Biased Peer Review Threatens Scientific Integrity
In recent years, allegations of censorship and bias have plagued the scientific community, particularly in the fields of climate research and Covid-19 studies. A growing number of scientists are coming forward to express concerns about the abuse of peer review, self-censorship, and the promotion of preapproved narratives in scientific publications.
Patrick Brown, the climate director at the Breakthrough Institute, recently admitted to censoring one of his studies to improve its chances of being published. Brown omitted critical details from a paper on California wildfires, believing that prestigious journals like Nature and Science preferred narratives that focused solely on climate change. This revelation highlights how the desire to align with preapproved narratives can influence scientific publications.
Critics argue that scientific journals and editors favor certain narratives, particularly when it comes to politically-charged topics such as climate change and Covid-19. While the editors of these journals deny having a preferred narrative, concerns remain about the influence of financial interests and personal biases on published research.
Stanford epidemiologist John Ioannidis addressed these concerns back in 2005, writing an essay titled “Why Most Published Research Findings Are False.” In his essay, he suggested that scientists’ beliefs in certain theories or their commitment to their findings could lead to bias. He also argued that financial interests and prejudices in a field can compromise the accuracy of research findings.
Ioannidis highlighted another issue – the competition to publish in scientific fields. The more scientists competing to get published, the more likely they are to produce what he called “impressive ‘positive’ results” and “extreme research claims.” This phenomenon, driven by competition, can further distort the scientific process.
The problem extends to Covid-19 research. A study published in the Journal of the American Medical Association claimed higher rates of excess deaths among Republican voters in Florida and Ohio due to differences in partisan vaccination attitudes. However, the study lacked crucial data on individuals’ vaccination status and cause of death. Despite these flaws, the study was embraced by left-wing journalists because it supported their preferred narrative.

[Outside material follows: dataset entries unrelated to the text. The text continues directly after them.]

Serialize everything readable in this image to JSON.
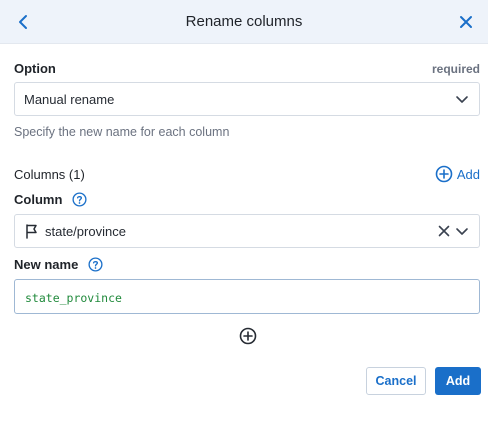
{
  "header": {
    "title": "Rename columns",
    "back_icon": "chevron-left-icon",
    "close_icon": "close-icon"
  },
  "option": {
    "label": "Option",
    "required_text": "required",
    "selected": "Manual rename",
    "hint": "Specify the new name for each column"
  },
  "columns": {
    "section_label": "Columns (1)",
    "add_label": "Add",
    "column_label": "Column",
    "column_value": "state/province",
    "new_name_label": "New name",
    "new_name_value": "state_province"
  },
  "footer": {
    "cancel_label": "Cancel",
    "add_label": "Add"
  },
  "colors": {
    "accent": "#1a6fc9",
    "header_bg": "#eef3fa",
    "code_text": "#218a3c"
  }
}
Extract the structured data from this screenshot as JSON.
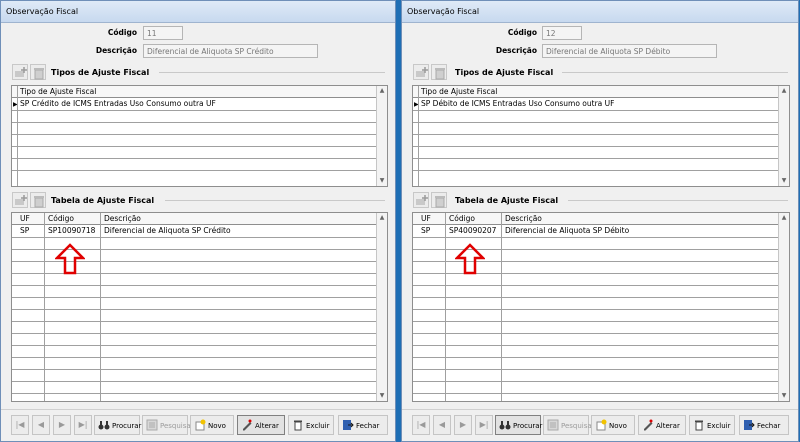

Ioannidis argued that the peer-review process, which is supposed to catch such problems, is failing. Many stakeholders, including scientific journals themselves, seek to profit from or influence the scientific literature in ways that do not necessarily serve the interests of science. He pointed out that some scientific journals enjoy exceptionally high profit margins, possibly up to 40%.
One of the key issues is that reviewers often overlook a study’s flaws if its conclusions align with their biases. As a result, a considerable portion of published research may be non-replicable or demonstrably false, with outright fraud becoming more common.
Scientists who wish to publish research that contradicts established narratives are increasingly turning to preprint servers as an alternative. However, even some preprint servers are blocking studies that do not fit the preapproved narratives.
For example, a study by Johns Hopkins University economist Steve H. Hanke in January 2022 argued that Covid lockdowns had minimal impact on deaths. Yet when he attempted to publish his findings on the Social Science Research Network (SSRN), he was rejected due to concerns about posting medical content. Similarly, epidemiologist Vinay Prasad faced rejections when trying to debunk widely cited Covid-19 studies.
The issue at hand is not the quality of research but rather the conclusions it reaches. This has led to a decline in public trust in science. Many scientists argue that there is a growing disregard for scientific integrity among researchers, and the prioritization of certain narratives over the pursuit of truth is a concerning trend.